[Items from a dataset]
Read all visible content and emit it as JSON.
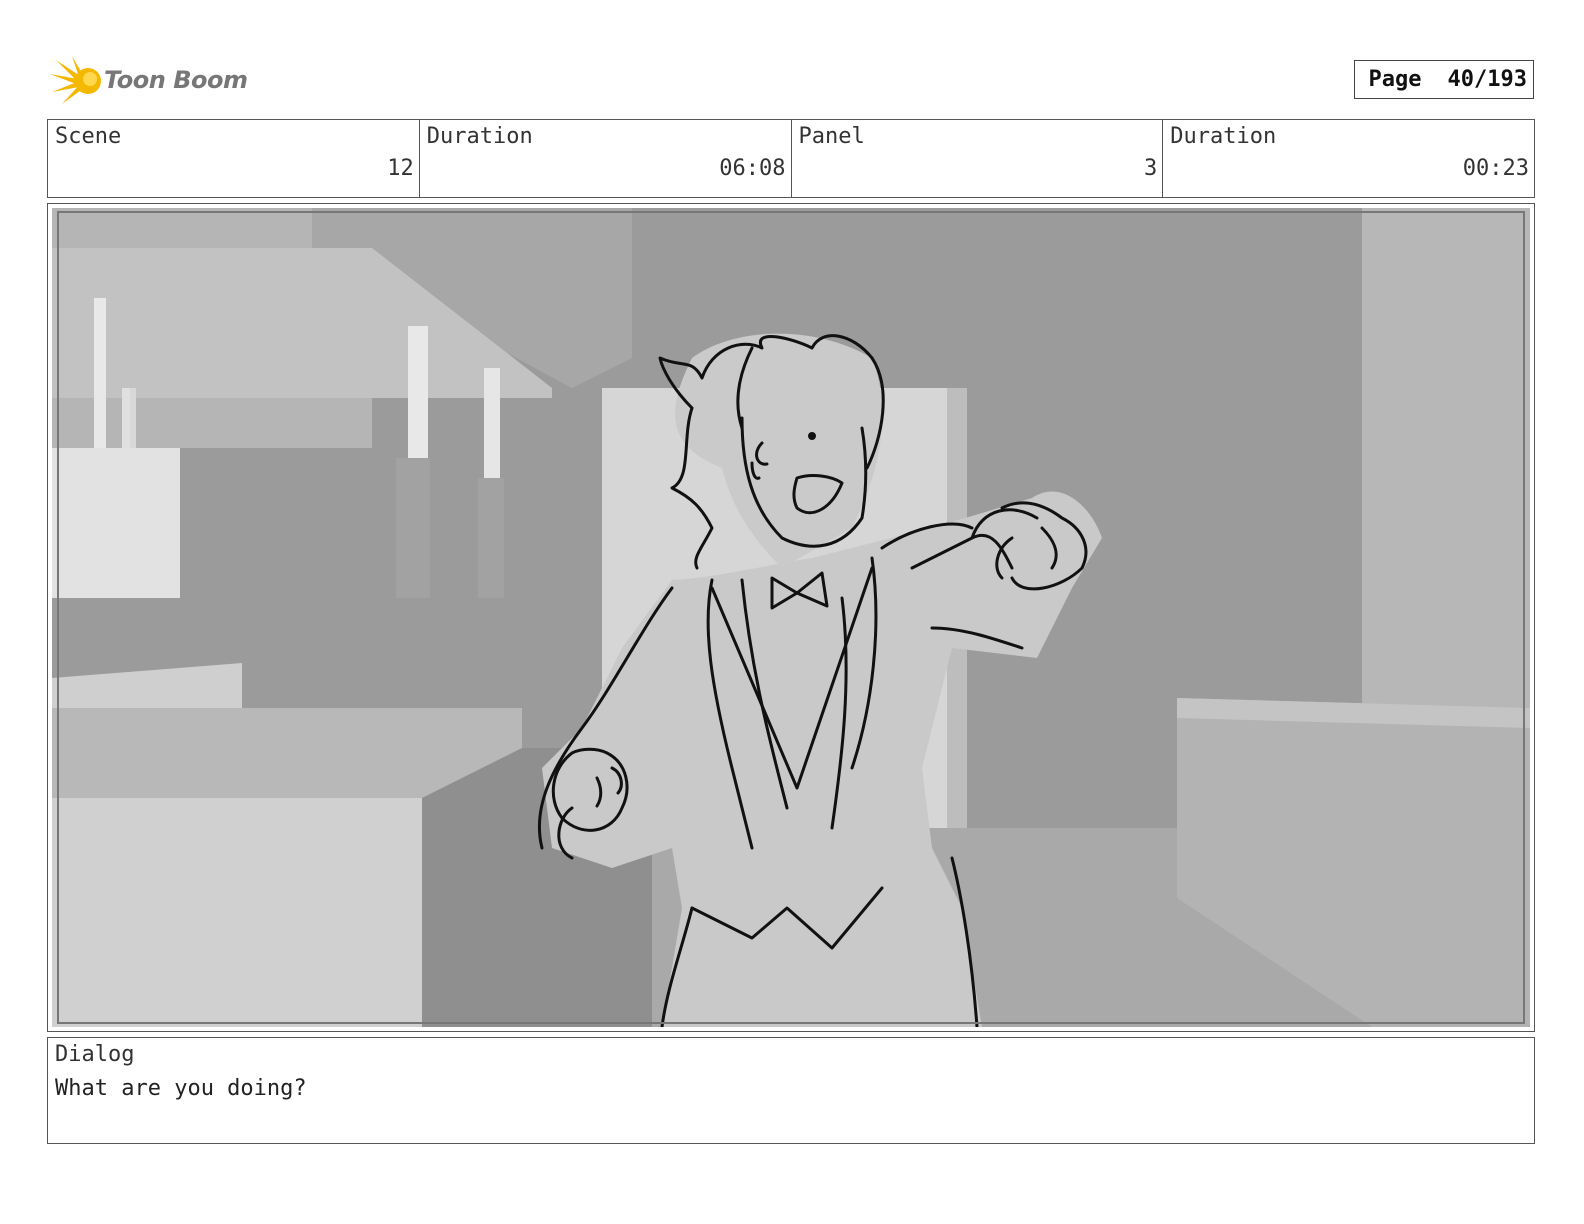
{
  "header": {
    "logo_text": "Toon Boom",
    "page_label": "Page",
    "page_value": "40/193"
  },
  "info": {
    "scene_label": "Scene",
    "scene_value": "12",
    "scene_duration_label": "Duration",
    "scene_duration_value": "06:08",
    "panel_label": "Panel",
    "panel_value": "3",
    "panel_duration_label": "Duration",
    "panel_duration_value": "00:23"
  },
  "dialog": {
    "label": "Dialog",
    "text": "What are you doing?"
  },
  "colors": {
    "logo_yellow": "#f5b800",
    "frame_border": "#555555"
  }
}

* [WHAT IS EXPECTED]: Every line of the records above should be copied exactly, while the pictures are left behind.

* [SOLUTION TO THIS EXERCISE]:
Read all visible content and emit it as JSON.
{
  "header": {
    "logo_text": "Toon Boom",
    "page_label": "Page",
    "page_value": "40/193"
  },
  "info": {
    "scene_label": "Scene",
    "scene_value": "12",
    "scene_duration_label": "Duration",
    "scene_duration_value": "06:08",
    "panel_label": "Panel",
    "panel_value": "3",
    "panel_duration_label": "Duration",
    "panel_duration_value": "00:23"
  },
  "dialog": {
    "label": "Dialog",
    "text": "What are you doing?"
  },
  "colors": {
    "logo_yellow": "#f5b800",
    "frame_border": "#555555"
  }
}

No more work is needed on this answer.